Content starts
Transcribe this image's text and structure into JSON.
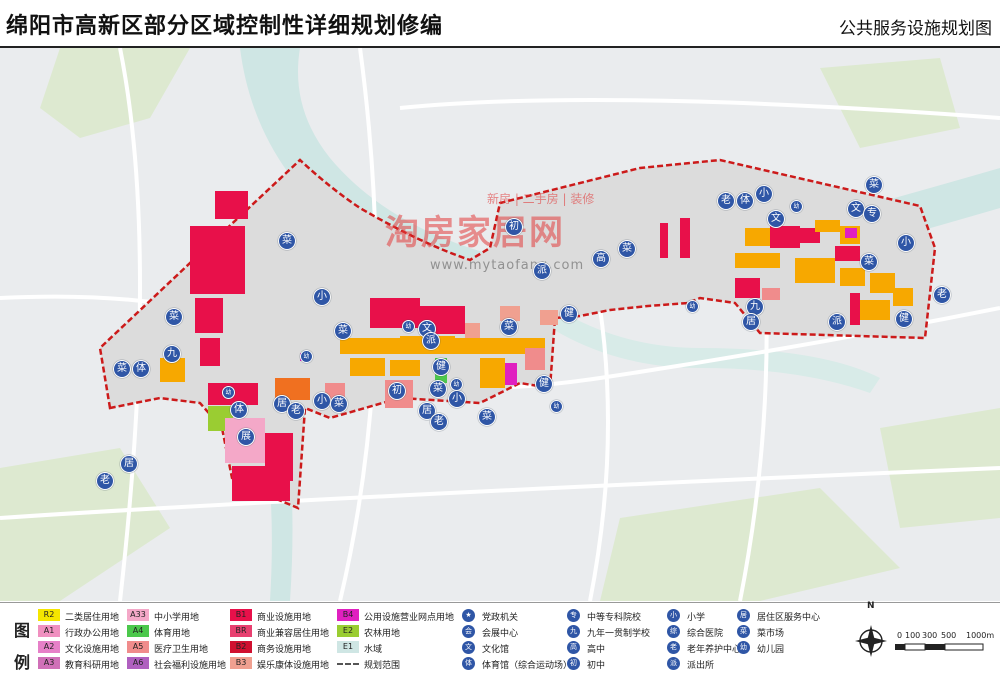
{
  "header": {
    "title": "绵阳市高新区部分区域控制性详细规划修编",
    "subtitle": "公共服务设施规划图"
  },
  "watermark": {
    "brand": "淘房家居网",
    "tagline": "新房 | 二手房 | 装修",
    "url": "www.mytaofang.com"
  },
  "colors": {
    "commercial": "#e8104a",
    "business": "#f7a800",
    "medical": "#f08c8c",
    "sports": "#4cc84c",
    "edu": "#f0a8c8",
    "water": "#cfe6e4",
    "boundary": "#cc1a1a",
    "icon": "#2f56a6"
  },
  "map_labels": {
    "cai": "菜",
    "xiao": "小",
    "jiu": "九",
    "ti": "体",
    "zhan": "展",
    "ju": "居",
    "lao": "老",
    "wen": "文",
    "pai": "派",
    "jian": "健",
    "chu": "初",
    "gao": "高",
    "zhuan": "专",
    "you": "幼"
  },
  "legend": {
    "title_top": "图",
    "title_bottom": "例",
    "land": [
      {
        "code": "R2",
        "label": "二类居住用地",
        "color": "#f5e600"
      },
      {
        "code": "A1",
        "label": "行政办公用地",
        "color": "#f090c0"
      },
      {
        "code": "A2",
        "label": "文化设施用地",
        "color": "#e680c8"
      },
      {
        "code": "A3",
        "label": "教育科研用地",
        "color": "#d070b8"
      },
      {
        "code": "A33",
        "label": "中小学用地",
        "color": "#f4a8c8"
      },
      {
        "code": "A4",
        "label": "体育用地",
        "color": "#4cc84c"
      },
      {
        "code": "A5",
        "label": "医疗卫生用地",
        "color": "#f08c8c"
      },
      {
        "code": "A6",
        "label": "社会福利设施用地",
        "color": "#b060c0"
      },
      {
        "code": "B1",
        "label": "商业设施用地",
        "color": "#e8104a"
      },
      {
        "code": "BR",
        "label": "商业兼容居住用地",
        "color": "#e84070"
      },
      {
        "code": "B2",
        "label": "商务设施用地",
        "color": "#d01030"
      },
      {
        "code": "B3",
        "label": "娱乐康体设施用地",
        "color": "#f0a090"
      },
      {
        "code": "B4",
        "label": "公用设施营业网点用地",
        "color": "#e020c0"
      },
      {
        "code": "E2",
        "label": "农林用地",
        "color": "#9acd32"
      },
      {
        "code": "E1",
        "label": "水域",
        "color": "#cfe6e4"
      },
      {
        "code": "",
        "label": "规划范围",
        "color": "#555555"
      }
    ],
    "icons": [
      {
        "glyph": "★",
        "label": "党政机关"
      },
      {
        "glyph": "会",
        "label": "会展中心"
      },
      {
        "glyph": "文",
        "label": "文化馆"
      },
      {
        "glyph": "体",
        "label": "体育馆（综合运动场）"
      },
      {
        "glyph": "专",
        "label": "中等专科院校"
      },
      {
        "glyph": "九",
        "label": "九年一贯制学校"
      },
      {
        "glyph": "高",
        "label": "高中"
      },
      {
        "glyph": "初",
        "label": "初中"
      },
      {
        "glyph": "小",
        "label": "小学"
      },
      {
        "glyph": "综",
        "label": "综合医院"
      },
      {
        "glyph": "老",
        "label": "老年养护中心"
      },
      {
        "glyph": "派",
        "label": "派出所"
      },
      {
        "glyph": "居",
        "label": "居住区服务中心"
      },
      {
        "glyph": "菜",
        "label": "菜市场"
      },
      {
        "glyph": "幼",
        "label": "幼儿园"
      }
    ],
    "north": "N",
    "scale": [
      "0",
      "100",
      "300",
      "500",
      "1000m"
    ]
  }
}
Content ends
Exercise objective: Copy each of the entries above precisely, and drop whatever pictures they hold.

Solved problem:
Transcribe this image's text and structure into JSON.
{
  "header": {
    "title": "绵阳市高新区部分区域控制性详细规划修编",
    "subtitle": "公共服务设施规划图"
  },
  "watermark": {
    "brand": "淘房家居网",
    "tagline": "新房 | 二手房 | 装修",
    "url": "www.mytaofang.com"
  },
  "colors": {
    "commercial": "#e8104a",
    "business": "#f7a800",
    "medical": "#f08c8c",
    "sports": "#4cc84c",
    "edu": "#f0a8c8",
    "water": "#cfe6e4",
    "boundary": "#cc1a1a",
    "icon": "#2f56a6"
  },
  "map_labels": {
    "cai": "菜",
    "xiao": "小",
    "jiu": "九",
    "ti": "体",
    "zhan": "展",
    "ju": "居",
    "lao": "老",
    "wen": "文",
    "pai": "派",
    "jian": "健",
    "chu": "初",
    "gao": "高",
    "zhuan": "专",
    "you": "幼"
  },
  "legend": {
    "title_top": "图",
    "title_bottom": "例",
    "land": [
      {
        "code": "R2",
        "label": "二类居住用地",
        "color": "#f5e600"
      },
      {
        "code": "A1",
        "label": "行政办公用地",
        "color": "#f090c0"
      },
      {
        "code": "A2",
        "label": "文化设施用地",
        "color": "#e680c8"
      },
      {
        "code": "A3",
        "label": "教育科研用地",
        "color": "#d070b8"
      },
      {
        "code": "A33",
        "label": "中小学用地",
        "color": "#f4a8c8"
      },
      {
        "code": "A4",
        "label": "体育用地",
        "color": "#4cc84c"
      },
      {
        "code": "A5",
        "label": "医疗卫生用地",
        "color": "#f08c8c"
      },
      {
        "code": "A6",
        "label": "社会福利设施用地",
        "color": "#b060c0"
      },
      {
        "code": "B1",
        "label": "商业设施用地",
        "color": "#e8104a"
      },
      {
        "code": "BR",
        "label": "商业兼容居住用地",
        "color": "#e84070"
      },
      {
        "code": "B2",
        "label": "商务设施用地",
        "color": "#d01030"
      },
      {
        "code": "B3",
        "label": "娱乐康体设施用地",
        "color": "#f0a090"
      },
      {
        "code": "B4",
        "label": "公用设施营业网点用地",
        "color": "#e020c0"
      },
      {
        "code": "E2",
        "label": "农林用地",
        "color": "#9acd32"
      },
      {
        "code": "E1",
        "label": "水域",
        "color": "#cfe6e4"
      },
      {
        "code": "",
        "label": "规划范围",
        "color": "#555555"
      }
    ],
    "icons": [
      {
        "glyph": "★",
        "label": "党政机关"
      },
      {
        "glyph": "会",
        "label": "会展中心"
      },
      {
        "glyph": "文",
        "label": "文化馆"
      },
      {
        "glyph": "体",
        "label": "体育馆（综合运动场）"
      },
      {
        "glyph": "专",
        "label": "中等专科院校"
      },
      {
        "glyph": "九",
        "label": "九年一贯制学校"
      },
      {
        "glyph": "高",
        "label": "高中"
      },
      {
        "glyph": "初",
        "label": "初中"
      },
      {
        "glyph": "小",
        "label": "小学"
      },
      {
        "glyph": "综",
        "label": "综合医院"
      },
      {
        "glyph": "老",
        "label": "老年养护中心"
      },
      {
        "glyph": "派",
        "label": "派出所"
      },
      {
        "glyph": "居",
        "label": "居住区服务中心"
      },
      {
        "glyph": "菜",
        "label": "菜市场"
      },
      {
        "glyph": "幼",
        "label": "幼儿园"
      }
    ],
    "north": "N",
    "scale": [
      "0",
      "100",
      "300",
      "500",
      "1000m"
    ]
  }
}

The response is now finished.